=== Record set ===
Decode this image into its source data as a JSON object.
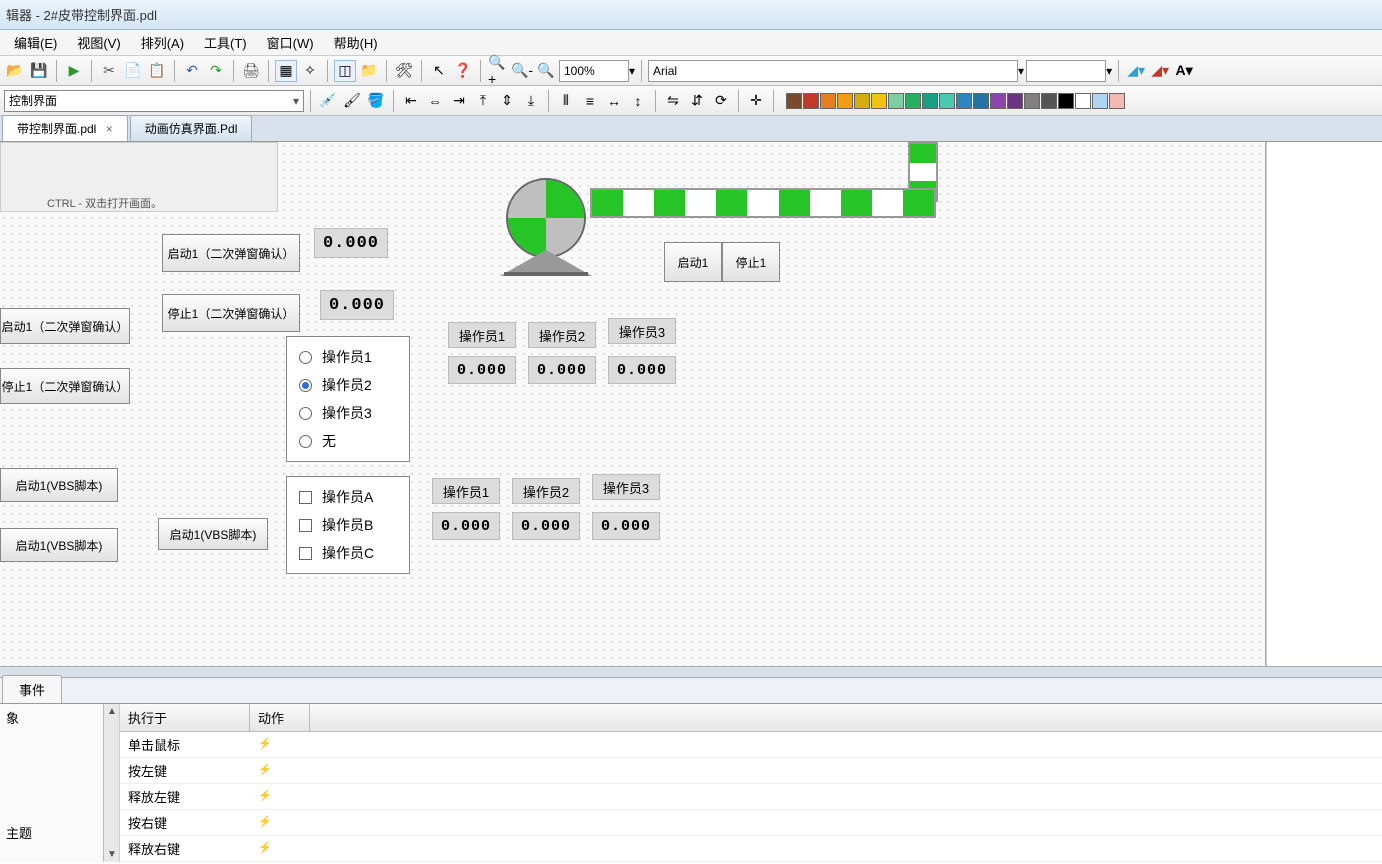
{
  "title": "辑器 - 2#皮带控制界面.pdl",
  "menu": {
    "edit": "编辑(E)",
    "view": "视图(V)",
    "arrange": "排列(A)",
    "tools": "工具(T)",
    "window": "窗口(W)",
    "help": "帮助(H)"
  },
  "toolbar1": {
    "zoom": "100%",
    "font": "Arial",
    "fontsize": ""
  },
  "toolbar2": {
    "combo_label": "控制界面"
  },
  "palette": [
    "#7a4a2a",
    "#c0392b",
    "#e67e22",
    "#f39c12",
    "#d4ac0d",
    "#f1c40f",
    "#7dcea0",
    "#27ae60",
    "#16a085",
    "#48c9b0",
    "#2e86c1",
    "#2471a3",
    "#8e44ad",
    "#6c3483",
    "#808080",
    "#555555",
    "#000000",
    "#ffffff",
    "#aed6f1",
    "#f5b7b1"
  ],
  "tabs": {
    "active": "带控制界面.pdl",
    "other": "动画仿真界面.Pdl"
  },
  "canvas": {
    "hint": "CTRL - 双击打开画面。",
    "btn_start1_confirm": "启动1（二次弹窗确认）",
    "btn_stop1_confirm": "停止1（二次弹窗确认）",
    "btn_start1_confirm_b": "启动1（二次弹窗确认）",
    "btn_stop1_confirm_b": "停止1（二次弹窗确认）",
    "btn_start_vbs_a": "启动1(VBS脚本)",
    "btn_start_vbs_b": "启动1(VBS脚本)",
    "btn_start_vbs_c": "启动1(VBS脚本)",
    "val1": "0.000",
    "val2": "0.000",
    "btn_start1": "启动1",
    "btn_stop1": "停止1",
    "radios": {
      "r1": "操作员1",
      "r2": "操作员2",
      "r3": "操作员3",
      "r4": "无",
      "selected": 2
    },
    "checks": {
      "c1": "操作员A",
      "c2": "操作员B",
      "c3": "操作员C"
    },
    "op_labels_a": {
      "l1": "操作员1",
      "l2": "操作员2",
      "l3": "操作员3",
      "v1": "0.000",
      "v2": "0.000",
      "v3": "0.000"
    },
    "op_labels_b": {
      "l1": "操作员1",
      "l2": "操作员2",
      "l3": "操作员3",
      "v1": "0.000",
      "v2": "0.000",
      "v3": "0.000"
    }
  },
  "bottom": {
    "tab_events": "事件",
    "left_items": {
      "i1": "象",
      "i2": "",
      "i3": "主题"
    },
    "cols": {
      "exec": "执行于",
      "act": "动作"
    },
    "rows": {
      "r1": "单击鼠标",
      "r2": "按左键",
      "r3": "释放左键",
      "r4": "按右键",
      "r5": "释放右键"
    }
  }
}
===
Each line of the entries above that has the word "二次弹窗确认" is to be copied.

    "btn_start1_confirm": "启动1（二次弹窗确认）",
    "btn_stop1_confirm": "停止1（二次弹窗确认）",
    "btn_start1_confirm_b": "启动1（二次弹窗确认）",
    "btn_stop1_confirm_b": "停止1（二次弹窗确认）",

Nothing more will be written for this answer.